== Required work ==
Among the entries below, count the lines that contain the word "Informacje". Write down only the total.

== Data ==
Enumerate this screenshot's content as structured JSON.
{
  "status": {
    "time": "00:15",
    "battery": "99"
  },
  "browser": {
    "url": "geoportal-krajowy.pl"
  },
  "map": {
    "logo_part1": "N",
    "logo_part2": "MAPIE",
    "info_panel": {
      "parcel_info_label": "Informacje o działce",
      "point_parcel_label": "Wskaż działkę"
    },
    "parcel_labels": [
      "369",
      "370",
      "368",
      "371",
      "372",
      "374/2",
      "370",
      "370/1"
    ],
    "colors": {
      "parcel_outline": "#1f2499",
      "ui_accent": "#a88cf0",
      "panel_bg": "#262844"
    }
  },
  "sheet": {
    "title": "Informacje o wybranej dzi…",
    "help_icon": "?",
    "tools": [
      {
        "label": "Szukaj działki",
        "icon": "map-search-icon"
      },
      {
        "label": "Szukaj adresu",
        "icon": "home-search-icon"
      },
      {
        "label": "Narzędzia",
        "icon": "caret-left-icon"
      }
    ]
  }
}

== Worked solution ==
2